Experts who lived during the AIDS epidemic are using their knowledge to help stem the tide of opioid deaths.

Potentially worse than the lives lost to the AIDS epidemic is the idea that nothing was learned from these deaths that can help us in our current health crisis. This is what makes the Best-practice is Oral Opioid agoniSt Therapy Collaborative – or the BOOST Collaborative – so meaningful.

The BOOST Collaborative is a new pilot project created by the BC Centre for Excellence in HIV/AIDS (BC-CfE) at St. Paul’s Hospital, in partnership with Vancouver Coastal Health, aimed at reaching those receiving suboptimal treatment.

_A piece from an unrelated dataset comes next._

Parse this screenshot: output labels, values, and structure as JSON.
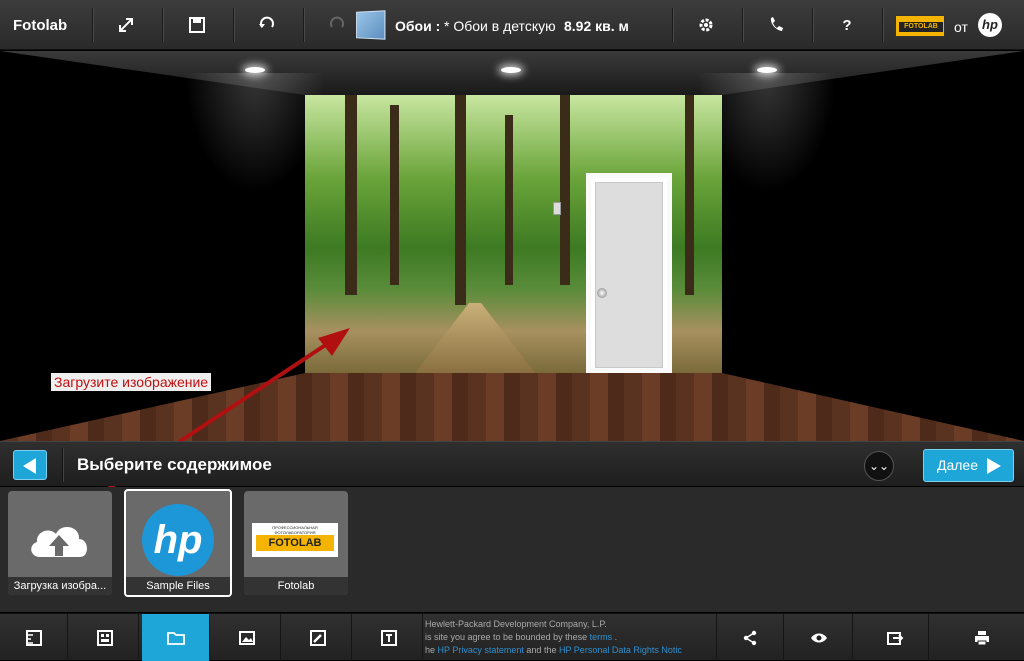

The first program of its kind in Canada, the BOOST pilot will see teams of medical professionals and other front-line staff regularly check in on thousands of people in the city on opioid-substitution therapy with the goal of making sure they don’t miss a day of treatment.

Oral opioid replacement works well, but only if the health care workers can find the patients who needs them.

“Retention rates in opioid therapies are as low as 30 per cent in Vancouver,” says Dr. Rolando Barrios, assistant director at the BC-CfE. “So no wonder people are still using and people are still dying from overdose.”

These high drop-off rates for people on treatment are due to some of the same obstacles seen during the AIDS crisis. Increased outreach and more time engaging clients made a difference combating HIV/AIDS, which is why the BOOST pilot is starting to take a similar approach with opioid users. About 20 teams of three people each – comprising physicians, nurses, nurse practitioners, counsellors and others – will work together to make sure patients are receiving their medication.

So, for example, if a patient misses their daily dose of methadone, their pharmacist would alert their assigned team, who would then phone or visit them. Continued treatment still hinges on the consent of the patient.

The initial phase of the pilot will run through July 2018, with the first formal data expected in the winter.